- Adam Smith prefigures Charles Murray on class and morality [Tyler Cowen]
- “There was even an Inquisition trial in Los Angeles in 1820″ [Chris Caldwell book review in Literary Review] And in the 1950s, not 1550s: “Dutch Roman Catholic Church ‘castrated at least 10 boys’” [Telegraph]
Cross-posted on the Corner:
Via the Washington Times:
If the pope called for the destruction of all the mosques in Europe, the uproar would be cataclysmic. Pundits would lambaste the church, the White House would rush out a statement of deep concern, and rioters in the Middle East would kill each other in their grief. But when the most influential leader in the Muslim world issues a fatwa to destroy Christian churches, the silence is deafening.
On March 12, Sheik Abdul Aziz bin Abdullah, the grand mufti of Saudi Arabia, declared that it is “necessary to destroy all the churches of the region.” The ruling came in response to a query from a Kuwaiti delegation over proposed legislation to prevent construction of churches in the emirate. The mufti based his decision on a story that on his deathbed, Muhammad declared, “There are not to be two religions in the [Arabian] Peninsula.” This passage has long been used to justify intolerance in the kingdom. Churches have always been banned in Saudi Arabia, and until recently Jews were not even allowed in the country. Those wishing to worship in the manner of their choosing must do so hidden away in private, and even then the morality police have been known to show up unexpectedly and halt proceedings.
This is not a small-time radical imam trying to stir up his followers with fiery hate speech. This was a considered, deliberate and specific ruling from one of the most important leaders in the Muslim world.
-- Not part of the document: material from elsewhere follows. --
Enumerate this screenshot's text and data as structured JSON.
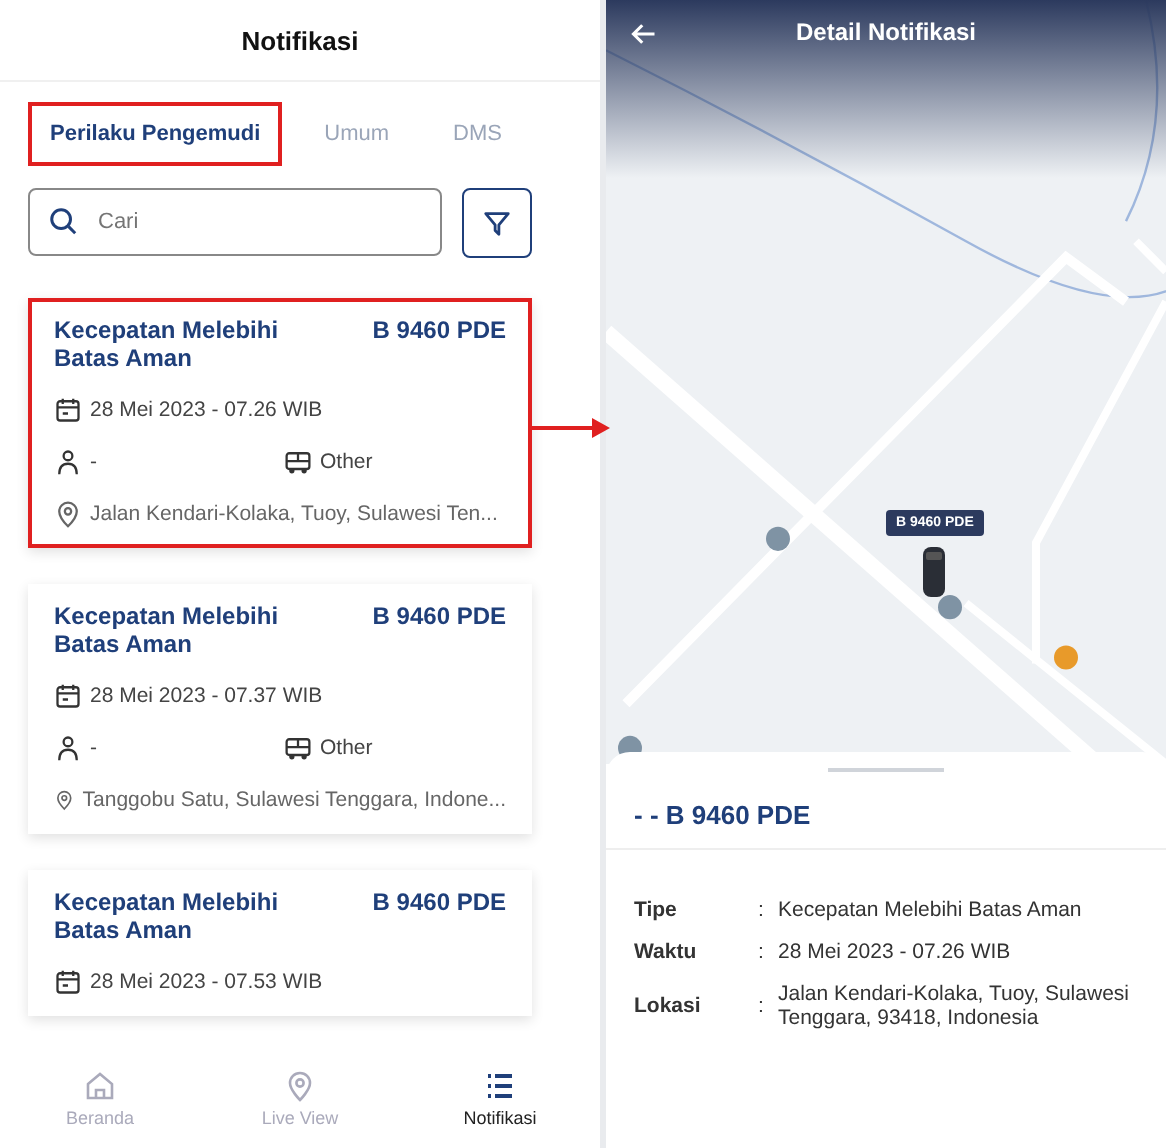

It does not just create a religious obligation for those over whom the mufti has direct authority; it is also a signal to others in the Muslim world that destroying churches is not only permitted but mandatory.
It is something of an exaggeration to describe the grand mufti as the “most influential leader in the Muslim world” (and the writer seems to backtrack on that claim a little later), but his views certainly carry a great deal of weight, and, doubtless, Egypt’s Saudi-inspired Salafists will be amongst those paying attention.
That’s yet more bad news for the Copts.